Body shaming also hurtful, cruel for those of us who are thin

by | Oct 24, 2014 | Opinion


Alejandra Fretes
Assistant News Editor

 One of my most shocking moments occurred at a wedding, of all places, when a woman suggested that I should “eat something.” She implied that I looked malnourished and was “too thin.” Thankfully a friend overheard the ignorant suggestion and came to my immediate defense, saying, “she eats more than I do!”

It’s difficult for me to understand why some people feel entitled to offer advice or ask perfect strangers very personal questions regarding their eating habits or weight. have received many questions regarding my weight, body type and why I choose to eat healthy. I’ve never been so alarmed. Is a woman not allowed to eat well because of the health benefits? Does munching on veggies imply having a problem? Because one doesn’t indulge in fast-foods daily, is that wrong?

For nearly 10 years I was a competitive swimmer. An athlete. Dedicating free time to practices and weekends to competitions. Participating in sports leaves a lasting impression on most athletes for the rest of their lives. Having been taught healthy eating habits throughout my adolescence and teen years, it’s a discipline that has managed to carry on into adulthood.

My parents are in their early fifties and certainly don’t look it. They make extremely conscious decisions when it comes to the food that is prepared and served at home, and they both exercise often. My father is tall, lean and has an extremely fast metabolism. My mother is curvaceous, yet petite and looks no older than 45.

Taking those factors into account, along with healthy eating habits and exercising regularly, I’ve managed to maintain a healthy height to weight ratio. I’m sure a significant amount of my physical appearance is genetics as well. However, some opinionated individuals do not agree based on their initial impression of my physical appearance.

Strangers, specifically women, although there have been a few men who have made negative comments, have questioned, “do you even eat?” or “why are YOU watching your weight?” They are presuming that my healthy food choices have no effect, and that my leanness must be attributed to an eating disorder. These comments are extremely difficult to handle at times. It leaves people feeling as if their perception of self isn’t good enough, and that the countless hours spent swimming or running and eating well are actually negative.

There appears to be a massive double standard when it comes to harmful comments towards people’s weight. It’s socially acceptable to call “thin” people out on their eating habits, yet it’s offensive when it’s brought up to a larger person.
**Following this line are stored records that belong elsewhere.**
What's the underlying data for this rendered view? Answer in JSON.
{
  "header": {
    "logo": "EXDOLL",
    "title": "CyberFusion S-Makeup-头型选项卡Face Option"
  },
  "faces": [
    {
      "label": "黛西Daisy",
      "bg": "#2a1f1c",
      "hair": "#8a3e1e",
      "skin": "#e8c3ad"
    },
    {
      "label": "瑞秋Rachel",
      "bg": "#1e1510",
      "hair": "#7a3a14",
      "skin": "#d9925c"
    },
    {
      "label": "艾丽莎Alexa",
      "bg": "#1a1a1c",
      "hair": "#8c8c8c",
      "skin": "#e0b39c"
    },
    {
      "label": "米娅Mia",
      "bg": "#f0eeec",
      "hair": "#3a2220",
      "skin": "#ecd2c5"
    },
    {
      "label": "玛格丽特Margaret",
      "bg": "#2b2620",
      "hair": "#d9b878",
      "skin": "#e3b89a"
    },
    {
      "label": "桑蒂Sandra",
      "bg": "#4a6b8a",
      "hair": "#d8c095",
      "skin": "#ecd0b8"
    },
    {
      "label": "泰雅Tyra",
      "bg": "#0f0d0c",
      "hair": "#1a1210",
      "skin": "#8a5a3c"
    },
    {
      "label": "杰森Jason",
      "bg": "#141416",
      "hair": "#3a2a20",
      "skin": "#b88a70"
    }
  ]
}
It’s often stated that “real women have curves,” but how curvy does a women have to be to be considered real? Am I not a real woman because I’m not as curvaceous as Marilyn Monroe or Pamela Anderson? Comments like these not only offend, but they genuinely hurt. It’s beyond insulting to not only question a woman’s physical appearance but also base her femininity on her breast or hip size.

Body shaming, regardless of your size, is extremely cruel. A woman’s size should not be anyone’s concern but her own. Concern for someone’s size is a delicate issue that should be dealt with discretely and not publicized for all to hear.

A woman’s beauty is so much more than just her physical appearance. It’s the way we make you laugh, our intelligence, the smell of our hair. Placing emphasis on our sizes makes us feel like it’s the most and only important quality a woman can possess, and that’s not right.